Happiness surely is among the simplest of human emotions and the most spontaneous. There can be no one, however miserable the conditions of their daily existence, who has not at some time felt the joy of being alive in the moment; in the love of another, or the closeness of friends or fellow workers; in a baby’s smile, the satisfaction of a job well done or the first green in a winter furrow; or more simply still, bird-song or the touch of sunlight. But for the vast majority of men and women who have shared our planet in the long course of human history, these can have been no more than moments in a life that was unremittingly harsh.

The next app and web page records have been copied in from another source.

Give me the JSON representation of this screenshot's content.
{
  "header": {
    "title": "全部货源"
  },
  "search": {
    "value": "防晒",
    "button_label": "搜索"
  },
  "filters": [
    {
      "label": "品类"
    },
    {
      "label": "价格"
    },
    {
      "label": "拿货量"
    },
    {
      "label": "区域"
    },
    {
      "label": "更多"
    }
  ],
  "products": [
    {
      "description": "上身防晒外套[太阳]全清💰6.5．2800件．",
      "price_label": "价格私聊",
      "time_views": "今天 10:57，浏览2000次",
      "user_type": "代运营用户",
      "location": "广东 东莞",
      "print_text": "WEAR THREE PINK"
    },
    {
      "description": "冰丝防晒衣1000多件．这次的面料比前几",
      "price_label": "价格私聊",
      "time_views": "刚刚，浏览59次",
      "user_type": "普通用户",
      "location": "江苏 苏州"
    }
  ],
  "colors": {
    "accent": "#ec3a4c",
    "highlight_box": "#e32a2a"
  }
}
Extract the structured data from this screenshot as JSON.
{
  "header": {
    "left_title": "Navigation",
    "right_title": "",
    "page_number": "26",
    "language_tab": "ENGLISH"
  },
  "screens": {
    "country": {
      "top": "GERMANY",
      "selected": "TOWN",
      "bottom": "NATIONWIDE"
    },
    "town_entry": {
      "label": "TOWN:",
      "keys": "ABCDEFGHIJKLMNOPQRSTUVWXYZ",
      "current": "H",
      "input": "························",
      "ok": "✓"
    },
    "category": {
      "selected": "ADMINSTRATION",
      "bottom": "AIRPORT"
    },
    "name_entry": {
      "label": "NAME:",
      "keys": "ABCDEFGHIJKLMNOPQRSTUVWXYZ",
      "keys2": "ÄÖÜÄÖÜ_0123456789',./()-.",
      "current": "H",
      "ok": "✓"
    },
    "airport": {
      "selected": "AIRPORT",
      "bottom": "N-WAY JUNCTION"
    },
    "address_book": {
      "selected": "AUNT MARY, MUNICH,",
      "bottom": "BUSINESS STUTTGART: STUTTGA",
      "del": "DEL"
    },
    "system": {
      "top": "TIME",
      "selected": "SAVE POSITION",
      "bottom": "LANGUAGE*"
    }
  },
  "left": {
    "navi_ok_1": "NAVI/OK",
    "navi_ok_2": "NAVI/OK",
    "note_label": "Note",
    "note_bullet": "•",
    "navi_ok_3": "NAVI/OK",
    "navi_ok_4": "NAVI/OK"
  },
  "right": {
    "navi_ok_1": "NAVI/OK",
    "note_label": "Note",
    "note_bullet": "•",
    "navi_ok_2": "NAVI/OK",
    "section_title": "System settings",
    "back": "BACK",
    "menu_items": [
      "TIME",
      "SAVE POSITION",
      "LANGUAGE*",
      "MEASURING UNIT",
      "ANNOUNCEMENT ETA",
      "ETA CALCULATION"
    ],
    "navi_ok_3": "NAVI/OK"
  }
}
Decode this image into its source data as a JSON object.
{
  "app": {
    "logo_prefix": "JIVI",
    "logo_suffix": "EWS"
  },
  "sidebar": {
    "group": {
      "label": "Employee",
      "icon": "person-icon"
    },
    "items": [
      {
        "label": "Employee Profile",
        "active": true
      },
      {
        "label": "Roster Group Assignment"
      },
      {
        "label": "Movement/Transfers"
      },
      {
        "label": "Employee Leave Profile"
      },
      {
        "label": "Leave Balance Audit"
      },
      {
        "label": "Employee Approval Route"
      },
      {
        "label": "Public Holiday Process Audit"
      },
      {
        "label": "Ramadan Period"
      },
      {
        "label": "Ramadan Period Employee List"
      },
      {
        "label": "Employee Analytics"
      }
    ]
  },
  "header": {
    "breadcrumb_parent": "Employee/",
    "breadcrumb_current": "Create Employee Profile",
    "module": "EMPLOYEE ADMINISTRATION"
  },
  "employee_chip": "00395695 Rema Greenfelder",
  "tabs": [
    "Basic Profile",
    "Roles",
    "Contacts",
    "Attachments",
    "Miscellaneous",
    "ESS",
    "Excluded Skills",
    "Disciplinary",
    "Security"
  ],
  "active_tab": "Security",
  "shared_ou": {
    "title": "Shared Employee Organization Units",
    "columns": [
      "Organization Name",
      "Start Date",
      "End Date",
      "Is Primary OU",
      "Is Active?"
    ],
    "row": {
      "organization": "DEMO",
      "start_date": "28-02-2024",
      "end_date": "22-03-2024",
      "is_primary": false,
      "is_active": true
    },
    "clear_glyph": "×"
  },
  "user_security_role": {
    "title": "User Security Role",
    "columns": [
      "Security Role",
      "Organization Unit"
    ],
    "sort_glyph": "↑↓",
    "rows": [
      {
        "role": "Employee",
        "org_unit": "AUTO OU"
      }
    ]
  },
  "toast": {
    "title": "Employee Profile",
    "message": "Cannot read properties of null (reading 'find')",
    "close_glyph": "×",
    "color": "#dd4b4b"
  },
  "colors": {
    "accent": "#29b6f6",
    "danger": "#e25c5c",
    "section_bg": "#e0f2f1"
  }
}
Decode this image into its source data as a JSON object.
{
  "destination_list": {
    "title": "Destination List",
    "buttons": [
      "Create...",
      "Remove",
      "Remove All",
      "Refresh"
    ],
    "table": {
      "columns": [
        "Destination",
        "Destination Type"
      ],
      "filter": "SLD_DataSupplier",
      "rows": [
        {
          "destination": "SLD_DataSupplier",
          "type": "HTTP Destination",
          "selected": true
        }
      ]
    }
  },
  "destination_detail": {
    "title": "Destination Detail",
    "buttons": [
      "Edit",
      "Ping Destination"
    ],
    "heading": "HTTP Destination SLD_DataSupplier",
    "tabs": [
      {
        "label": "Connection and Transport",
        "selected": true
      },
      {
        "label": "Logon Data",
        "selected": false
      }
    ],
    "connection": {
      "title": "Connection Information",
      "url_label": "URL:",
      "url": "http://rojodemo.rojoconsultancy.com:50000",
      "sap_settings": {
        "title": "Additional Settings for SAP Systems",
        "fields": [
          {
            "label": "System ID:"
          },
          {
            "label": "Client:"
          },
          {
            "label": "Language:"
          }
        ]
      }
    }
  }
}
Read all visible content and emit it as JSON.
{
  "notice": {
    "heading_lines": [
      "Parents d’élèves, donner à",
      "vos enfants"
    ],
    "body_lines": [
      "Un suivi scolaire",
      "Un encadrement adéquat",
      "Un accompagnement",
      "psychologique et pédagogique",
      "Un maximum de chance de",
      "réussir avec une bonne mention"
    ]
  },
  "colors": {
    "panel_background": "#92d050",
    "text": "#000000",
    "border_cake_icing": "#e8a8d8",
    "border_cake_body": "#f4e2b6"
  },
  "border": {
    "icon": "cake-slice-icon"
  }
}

Think of a medieval farmer as he struggled to keep body and soul together, at the mercy of famine, plague and the periodic arrival over the horizon of mercenaries in search of food or plunder; or women and children in the eighteenth century who spent fifteen hours a day hauling a truck loaded with coal out of a pit; or the African slaves who endured the Middle Passage to the Americas. Think of the millions, soldiers and civilians both, caught up in the wars and social upheavals of the last century, the invasions, evacuations, forced resettlements, the daily struggle to survive the horrors of Auschwitz-Birkenau or Belsen or Mauthausen.
–by David Malouf